INFORMATION PROVIDED:

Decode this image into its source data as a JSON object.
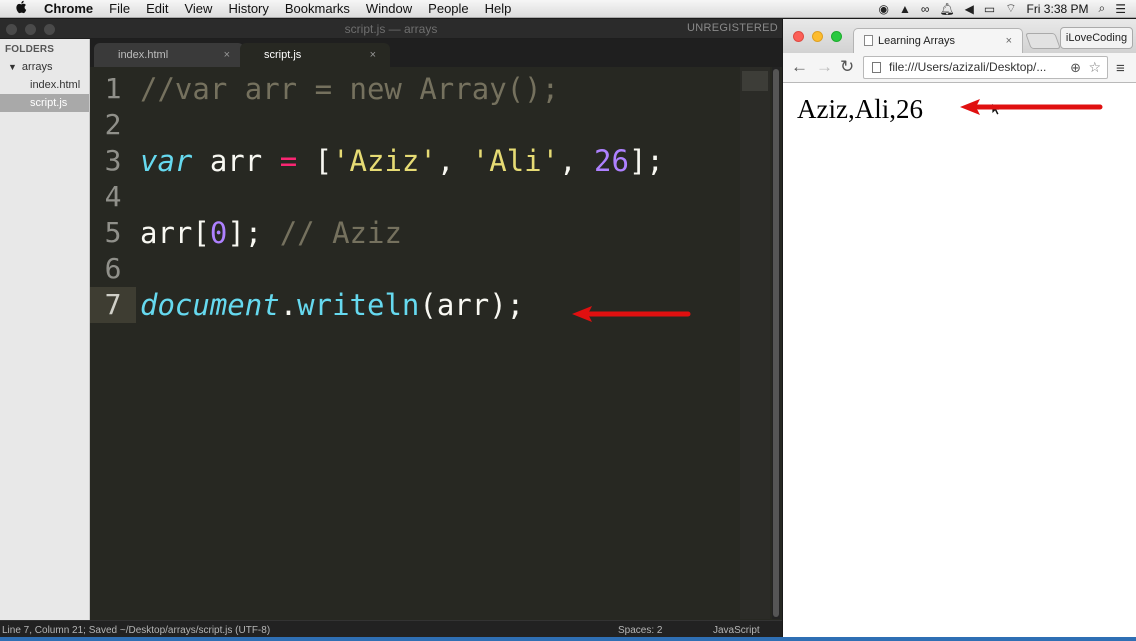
{
  "menubar": {
    "apple": "",
    "app": "Chrome",
    "items": [
      "File",
      "Edit",
      "View",
      "History",
      "Bookmarks",
      "Window",
      "People",
      "Help"
    ],
    "clock": "Fri 3:38 PM"
  },
  "editor": {
    "window_title": "script.js — arrays",
    "unregistered": "UNREGISTERED",
    "sidebar": {
      "header": "FOLDERS",
      "folder": "arrays",
      "files": [
        "index.html",
        "script.js"
      ]
    },
    "tabs": [
      {
        "label": "index.html",
        "close": "×"
      },
      {
        "label": "script.js",
        "close": "×"
      }
    ],
    "line_numbers": [
      "1",
      "2",
      "3",
      "4",
      "5",
      "6",
      "7"
    ],
    "code": {
      "l1_comment": "//var arr = new Array();",
      "l3_kw": "var",
      "l3_name": " arr ",
      "l3_eq": "=",
      "l3_open": " [",
      "l3_s1": "'Aziz'",
      "l3_c1": ", ",
      "l3_s2": "'Ali'",
      "l3_c2": ", ",
      "l3_num": "26",
      "l3_close": "];",
      "l5_a": "arr[",
      "l5_num": "0",
      "l5_b": "]; ",
      "l5_comment": "// Aziz",
      "l7_obj": "document",
      "l7_dot": ".",
      "l7_fn": "writeln",
      "l7_rest": "(arr);"
    },
    "status": {
      "left": "Line 7, Column 21; Saved ~/Desktop/arrays/script.js (UTF-8)",
      "spaces": "Spaces: 2",
      "syntax": "JavaScript"
    }
  },
  "browser": {
    "tab_title": "Learning Arrays",
    "tab_close": "×",
    "profile": "iLoveCoding",
    "url": "file:///Users/azizali/Desktop/...",
    "output": "Aziz,Ali,26"
  },
  "colors": {
    "arrow": "#e01010",
    "editor_bg": "#272822"
  }
}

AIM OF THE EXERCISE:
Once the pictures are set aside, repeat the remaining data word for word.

ANSWER TO THIS PROBLEM:
Decode this image into its source data as a JSON object.
{
  "menubar": {
    "apple": "",
    "app": "Chrome",
    "items": [
      "File",
      "Edit",
      "View",
      "History",
      "Bookmarks",
      "Window",
      "People",
      "Help"
    ],
    "clock": "Fri 3:38 PM"
  },
  "editor": {
    "window_title": "script.js — arrays",
    "unregistered": "UNREGISTERED",
    "sidebar": {
      "header": "FOLDERS",
      "folder": "arrays",
      "files": [
        "index.html",
        "script.js"
      ]
    },
    "tabs": [
      {
        "label": "index.html",
        "close": "×"
      },
      {
        "label": "script.js",
        "close": "×"
      }
    ],
    "line_numbers": [
      "1",
      "2",
      "3",
      "4",
      "5",
      "6",
      "7"
    ],
    "code": {
      "l1_comment": "//var arr = new Array();",
      "l3_kw": "var",
      "l3_name": " arr ",
      "l3_eq": "=",
      "l3_open": " [",
      "l3_s1": "'Aziz'",
      "l3_c1": ", ",
      "l3_s2": "'Ali'",
      "l3_c2": ", ",
      "l3_num": "26",
      "l3_close": "];",
      "l5_a": "arr[",
      "l5_num": "0",
      "l5_b": "]; ",
      "l5_comment": "// Aziz",
      "l7_obj": "document",
      "l7_dot": ".",
      "l7_fn": "writeln",
      "l7_rest": "(arr);"
    },
    "status": {
      "left": "Line 7, Column 21; Saved ~/Desktop/arrays/script.js (UTF-8)",
      "spaces": "Spaces: 2",
      "syntax": "JavaScript"
    }
  },
  "browser": {
    "tab_title": "Learning Arrays",
    "tab_close": "×",
    "profile": "iLoveCoding",
    "url": "file:///Users/azizali/Desktop/...",
    "output": "Aziz,Ali,26"
  },
  "colors": {
    "arrow": "#e01010",
    "editor_bg": "#272822"
  }
}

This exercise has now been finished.